Last week I wrote about using pizza fractions to create an equivalent fractions table. Today we will move on to adding and subtracting fractions! Here is the set we purchased and that you’ll see in the pictures below:
There is no reason you can’t just make your own pizza fractions either – just color some circles and cut them in the right number of pieces! It is important that you are accurate in creating equal size pieces for the fractions, so they can be exchanged for other equivalent fractions through size comparisons alone.

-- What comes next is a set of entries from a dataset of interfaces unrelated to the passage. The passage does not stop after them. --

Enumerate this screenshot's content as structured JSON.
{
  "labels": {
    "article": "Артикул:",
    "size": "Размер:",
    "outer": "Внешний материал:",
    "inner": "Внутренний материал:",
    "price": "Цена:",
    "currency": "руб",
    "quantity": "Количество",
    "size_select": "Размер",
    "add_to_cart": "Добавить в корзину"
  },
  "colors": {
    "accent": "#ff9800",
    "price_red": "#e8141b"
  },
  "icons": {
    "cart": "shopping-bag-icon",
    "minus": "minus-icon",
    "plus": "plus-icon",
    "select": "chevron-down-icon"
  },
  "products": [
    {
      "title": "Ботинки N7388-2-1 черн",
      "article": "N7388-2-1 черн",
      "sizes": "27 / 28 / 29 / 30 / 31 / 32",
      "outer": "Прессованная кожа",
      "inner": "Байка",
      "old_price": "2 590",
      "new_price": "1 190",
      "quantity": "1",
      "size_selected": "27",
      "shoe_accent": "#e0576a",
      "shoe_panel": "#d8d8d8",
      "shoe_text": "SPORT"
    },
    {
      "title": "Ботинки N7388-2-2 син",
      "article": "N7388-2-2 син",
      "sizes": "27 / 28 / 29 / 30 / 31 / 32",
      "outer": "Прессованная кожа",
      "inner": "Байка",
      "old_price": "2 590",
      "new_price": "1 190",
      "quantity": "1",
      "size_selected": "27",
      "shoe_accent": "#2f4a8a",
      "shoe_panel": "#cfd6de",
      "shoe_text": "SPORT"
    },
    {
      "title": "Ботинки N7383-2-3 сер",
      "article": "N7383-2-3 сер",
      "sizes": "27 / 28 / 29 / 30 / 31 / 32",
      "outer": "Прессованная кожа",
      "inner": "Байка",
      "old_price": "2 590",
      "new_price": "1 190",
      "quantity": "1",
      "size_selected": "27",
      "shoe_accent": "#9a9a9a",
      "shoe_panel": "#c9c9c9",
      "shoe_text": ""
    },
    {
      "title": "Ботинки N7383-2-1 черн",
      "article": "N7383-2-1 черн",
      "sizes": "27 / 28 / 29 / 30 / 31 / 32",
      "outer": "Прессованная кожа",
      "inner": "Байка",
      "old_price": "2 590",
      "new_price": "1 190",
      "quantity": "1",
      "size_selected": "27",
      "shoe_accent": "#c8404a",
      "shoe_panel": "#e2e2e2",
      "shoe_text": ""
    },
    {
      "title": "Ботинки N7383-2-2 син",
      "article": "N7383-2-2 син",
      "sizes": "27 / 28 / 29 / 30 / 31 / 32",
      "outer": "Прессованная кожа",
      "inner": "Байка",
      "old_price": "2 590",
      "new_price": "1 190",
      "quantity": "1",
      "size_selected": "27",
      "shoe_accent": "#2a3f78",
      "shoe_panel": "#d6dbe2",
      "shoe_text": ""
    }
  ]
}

Pizza fractions are a great way to give hands on practice adding and subtracting fractions. Students often find fraction work confusing at first; changing it to a visual exercise helps it make sense when they move to working on paper. Here’s how to do it:
Adding and subtracting with the same denominator:
Start by writing down a problem, then pulling out the related fractions pile – meaning, all the ones with the same denominator (bottom number if it’s been a while!) as your problem. Then, use the pieces to create the problem and solve it.
Here’s an example: 1/8 + 2/8 = ? and 3/8 – 2/8 = ? The pizzas below show the solutions to these 2 problems.
Adding and subtracting with a different denominator:
Here is where you use the equivalents chart you built in lesson one in this series. Look at the problem, set it up using the pizza pieces, and then go to the equivalents chart and find an equivalent that is in the row for all of your denominators.
For example: if our problem is 1/3 + 1/4 – we first need to get out a 1/3 and a 1/4 pizza piece and set up the problem. Next we go to the chart, and will find that both 1/3s and 1/4ths have an equivalent in the 1/12ths column.
Then, get out the appropriate equivalent pieces for the problem. In this example, we need to get out the 1/12th pieces. Once you have them, set the equivalent pieces on top of the original pizza problem. When the appropriate number of pieces is set up, you can solve the problem!
This picture shows what I’m talking about – we’ve placed 1/12 pieces on top of the 1/3 and 1/4 problem slices. Now that the equivalents are in place, we can count the pieces and solve the problem: 1/3 + 1/4 = 4/12 + 3/12 = 7/12!
Subtraction works the same way. Let’s change our problem to 1/3 – 1/4. Once we set up the equivalent pieces, we can see that this problem is equivalent to 4/12 – 3/12. When we set out 4/12 and then remove 3 of them, we see the answer of 1/12!
Next lesson will be mutiplying and dividing fractions with pizza!